My police registration card arrived in the mail today. It's signed by the Inspector General of the National Police in Jakarta and attests to the fact that I've been sufficiently vetted by the proper authorities and adjudged sound enough of mind and circumstance to warrant the card. Which is nice. I'm not exactly sure why I have the card or what it took to get one but the folks running the Fulbright program here in Indonesia told us that a police registration card is difficult to come by. In a country still very much defined by those who have access or an inkling of access to power and those who most definitely do not, possessing a difficult thing suggests a little social or political heft. It's exclusive, or exclusive-ish, and maybe the cops don't give you the hassle you might otherwise get as a foreigner working in a country where the official unemployment rate—hovering around 8 percent—is a patently ginned-up fiction. Maybe you get to go without greasing anyone's palm, or maybe the asking price is a tad more cut-rate.
The police registration card marks the near-completion of a bureaucratic steeplechase that began two months ago in Chicago when I applied for a work visa that required many checked boxes, a couple handwritten applications, copies of my resume and grad school diploma, and one notarized criminal background check from the Illinois State Police. Visa in hand, I hopped a plane to Jakarta and spent five days in the capital city making myself available for visits to the local immigration and police offices. At one such office, I was fingerprinted and photographed and made to sign my name on some official-looking and smartly embossed documents. Later, this office issued a temporary work permit that I'm supposed to keep with me and my passport at all times. Fulbright staffers brokered all these meetings and were there to translate and to smile demurely on our behalf as uniformed civil servants grunted and pointed for us to make a mark here … and here.
There is no way I could have managed this rigmarole without the help of my fixers, and this, I'm guessing, is exactly the point. There is no way anyone can navigate this process without assistance, and there's no way to fully plumb which office or official does exactly what for whom. It's impossibly, unknowably opaque. This means there's plenty of room for fudging at all levels of the bureaucracy, and there's almost unlimited deniability. Nobody is exactly in charge but everyone in epaulets or khaki or olive drab or wearing a name tag has a finger in the pie and must be addressed in turn. One day they're roses, the next not so much. Public politesse is not just good manners here; it's a functional necessity in a control state. You just can't afford to have the wrong kind of enemies, you know?
You also can't live here as a foreigner without registering with the local police. For me, this meant trips last week to meet with the chief of the local police department—who wore a baggy maroon suit and no badge—and afterward a separate meeting with the head of intelligence for what's basically the regional headquarters of the state police. This guy, pretty young and casually official-looking, smoked throughout our hour-plus audience with him, asking questions to my school supervisors and occasionally looking at me with bemusement.

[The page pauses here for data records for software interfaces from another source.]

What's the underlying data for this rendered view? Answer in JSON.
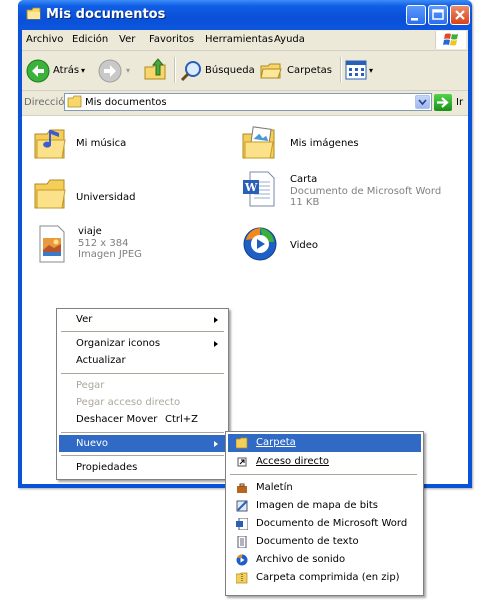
{
  "window": {
    "title": "Mis documentos"
  },
  "menubar": [
    "Archivo",
    "Edición",
    "Ver",
    "Favoritos",
    "Herramientas",
    "Ayuda"
  ],
  "toolbar": {
    "back": "Atrás",
    "search": "Búsqueda",
    "folders": "Carpetas"
  },
  "address": {
    "label": "Dirección",
    "value": "Mis documentos",
    "go": "Ir"
  },
  "files": [
    {
      "name": "Mi música",
      "icon": "music-folder-icon"
    },
    {
      "name": "Mis imágenes",
      "icon": "pictures-folder-icon"
    },
    {
      "name": "Universidad",
      "icon": "folder-icon"
    },
    {
      "name": "Carta",
      "type": "Documento de Microsoft Word",
      "size": "11 KB",
      "icon": "word-document-icon"
    },
    {
      "name": "viaje",
      "dims": "512 x 384",
      "type": "Imagen JPEG",
      "icon": "jpeg-image-icon"
    },
    {
      "name": "Video",
      "icon": "media-player-icon"
    }
  ],
  "context_menu": {
    "items": [
      {
        "label": "Ver",
        "submenu": true
      },
      {
        "label": "Organizar iconos",
        "submenu": true
      },
      {
        "label": "Actualizar"
      },
      {
        "label": "Pegar",
        "disabled": true
      },
      {
        "label": "Pegar acceso directo",
        "disabled": true
      },
      {
        "label": "Deshacer Mover",
        "shortcut": "Ctrl+Z"
      },
      {
        "label": "Nuevo",
        "submenu": true,
        "highlighted": true
      },
      {
        "label": "Propiedades"
      }
    ]
  },
  "new_submenu": {
    "items": [
      {
        "label": "Carpeta",
        "icon": "folder-icon",
        "highlighted": true
      },
      {
        "label": "Acceso directo",
        "icon": "shortcut-icon"
      },
      {
        "label": "Maletín",
        "icon": "briefcase-icon"
      },
      {
        "label": "Imagen de mapa de bits",
        "icon": "bitmap-icon"
      },
      {
        "label": "Documento de Microsoft Word",
        "icon": "word-document-icon"
      },
      {
        "label": "Documento de texto",
        "icon": "text-document-icon"
      },
      {
        "label": "Archivo de sonido",
        "icon": "sound-file-icon"
      },
      {
        "label": "Carpeta comprimida (en zip)",
        "icon": "zip-folder-icon"
      }
    ]
  },
  "colors": {
    "titlebar": "#0a52d8",
    "highlight": "#316ac5",
    "menubar": "#ece9d8"
  }
}
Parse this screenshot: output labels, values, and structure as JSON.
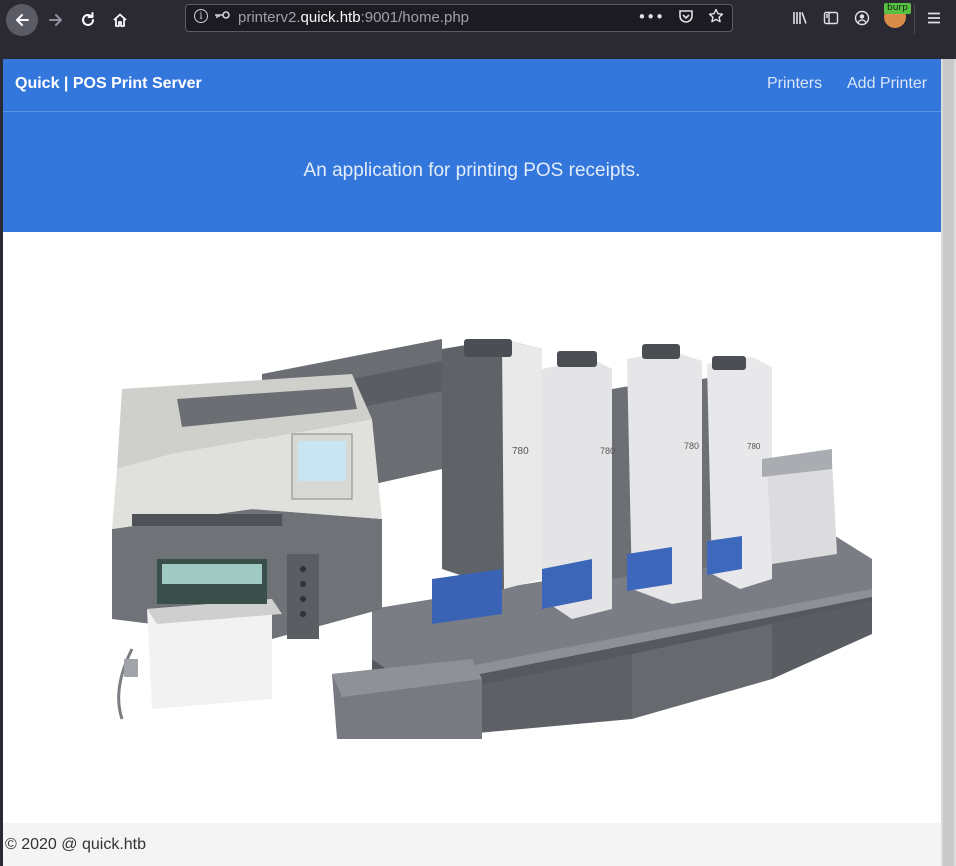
{
  "browser": {
    "back_icon": "arrow-left-icon",
    "forward_icon": "arrow-right-icon",
    "reload_icon": "reload-icon",
    "home_icon": "home-icon",
    "url": {
      "prefix": "printerv2.",
      "host": "quick.htb",
      "suffix": ":9001/home.php"
    },
    "burp_badge": "burp"
  },
  "page": {
    "brand": "Quick | POS Print Server",
    "nav": {
      "printers": "Printers",
      "add_printer": "Add Printer"
    },
    "hero_text": "An application for printing POS receipts.",
    "machine_model": "780",
    "footer_text": "© 2020 @ quick.htb"
  },
  "colors": {
    "primary": "#3477dc",
    "browser_chrome": "#2b2a33",
    "footer_bg": "#f4f4f4"
  }
}
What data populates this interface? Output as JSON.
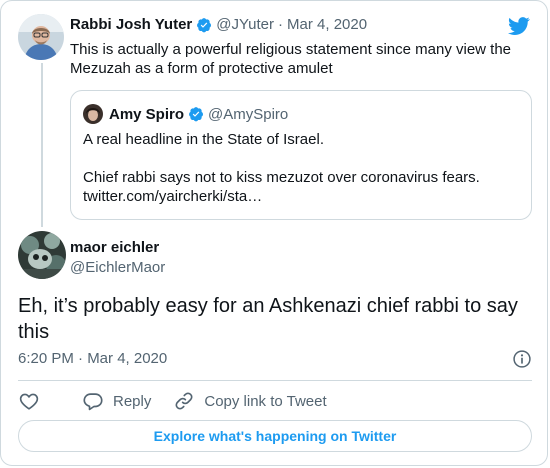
{
  "tweet1": {
    "name": "Rabbi Josh Yuter",
    "handle": "@JYuter",
    "separator": "·",
    "date": "Mar 4, 2020",
    "text": "This is actually a powerful religious statement since many view the Mezuzah as a form of protective amulet"
  },
  "quoted": {
    "name": "Amy Spiro",
    "handle": "@AmySpiro",
    "line1": "A real headline in the State of Israel.",
    "line2": "Chief rabbi says not to kiss mezuzot over coronavirus fears.",
    "line3": "twitter.com/yaircherki/sta…"
  },
  "tweet2": {
    "name": "maor eichler",
    "handle": "@EichlerMaor",
    "text": "Eh, it’s probably easy for an Ashkenazi chief rabbi to say this",
    "timestamp": "6:20 PM · Mar 4, 2020"
  },
  "actions": {
    "reply": "Reply",
    "copy_link": "Copy link to Tweet"
  },
  "explore_label": "Explore what's happening on Twitter",
  "colors": {
    "accent": "#1d9bf0",
    "muted": "#536471",
    "border": "#cfd9de",
    "text": "#0f1419"
  },
  "icons": [
    "twitter-bird-icon",
    "verified-badge-icon",
    "info-icon",
    "heart-icon",
    "reply-icon",
    "link-icon"
  ]
}
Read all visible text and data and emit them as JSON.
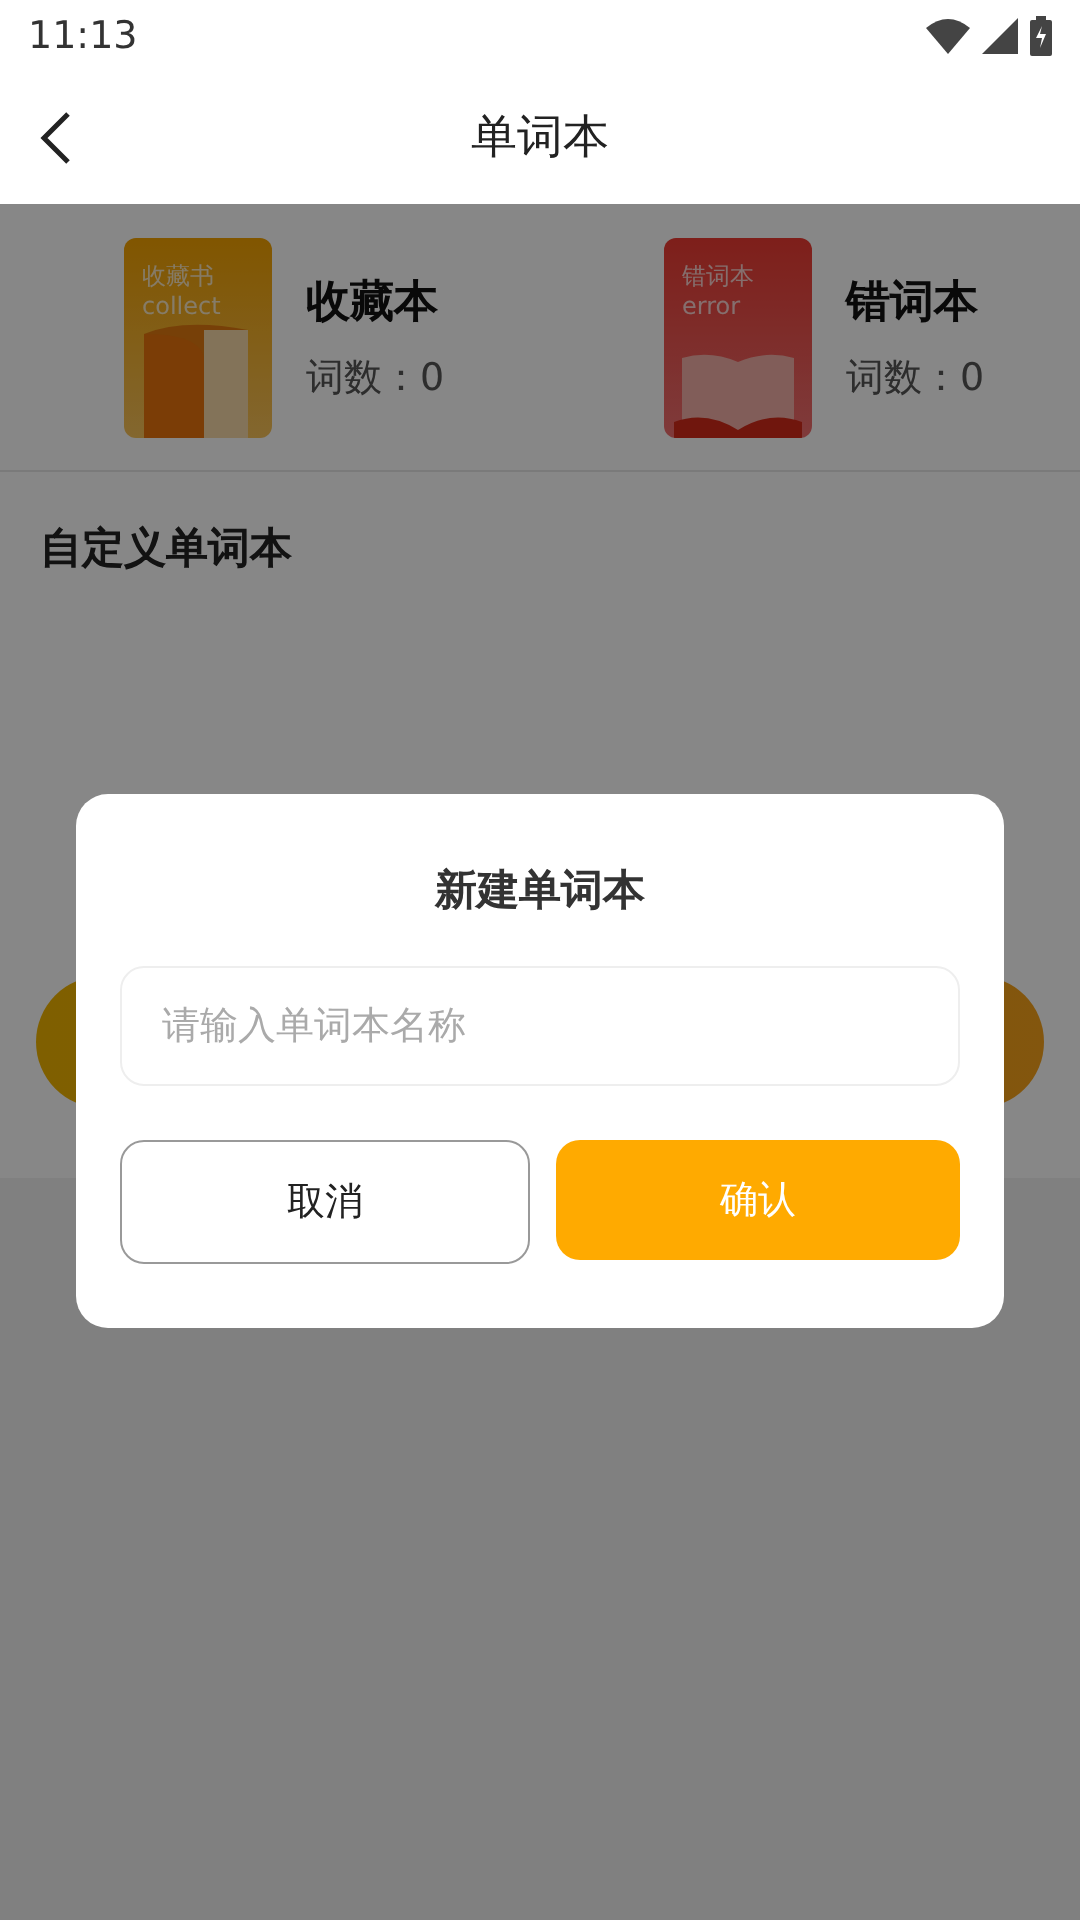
{
  "status_bar": {
    "time": "11:13"
  },
  "header": {
    "title": "单词本"
  },
  "books": [
    {
      "kind": "collect",
      "cover_title": "收藏书",
      "cover_subtitle": "collect",
      "name": "收藏本",
      "count": "词数：0"
    },
    {
      "kind": "error",
      "cover_title": "错词本",
      "cover_subtitle": "error",
      "name": "错词本",
      "count": "词数：0"
    }
  ],
  "section_title": "自定义单词本",
  "dialog": {
    "title": "新建单词本",
    "placeholder": "请输入单词本名称",
    "buttons": [
      {
        "kind": "secondary",
        "label": "取消"
      },
      {
        "kind": "primary",
        "label": "确认"
      }
    ]
  }
}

Do you speak Javanese? he asked in Javanese, knowing the answer. I looked at him blankly. My counterpart teacher later told me the police intelligence guy said I was free to travel but only if my counterpart went with me. I don't think that's necessary, my counterpart whispered.
Still, foreigners are supposed to notify local police departments of our presence in any city we visit overnight. I honestly have no idea how this system of movement-by-movement notification would work or whether people really do this but the rules are on the books and I'm guessing they're just waiting to be enforced if and when the opportunity presents itself. That's when I whip out the police registration card and take my chances.
But first, before I can even think about flouting the travel notification rules, I've still got to register with one more office here in little Magelang, Central Java. In addition to checking in at the two police stations—45 hands shook, umpteen smiles and nods offered—and one department of education office, I am required to appear with a sponsor before the headman of my local neighborhood, or kampung, and make myself known. This quasi-official person serves as a point-man for local issues—he's a kind of mini-alderman—and he also feeds information and gossip to the police. He's a good guy to know and a better guy to keep in mind when moving around town as one of maybe a handful of resident non-Indonesians. We went looking for him the other day but were told he wasn't around. My counterpart was concerned. We need to see him soon. I guess before he sees us first.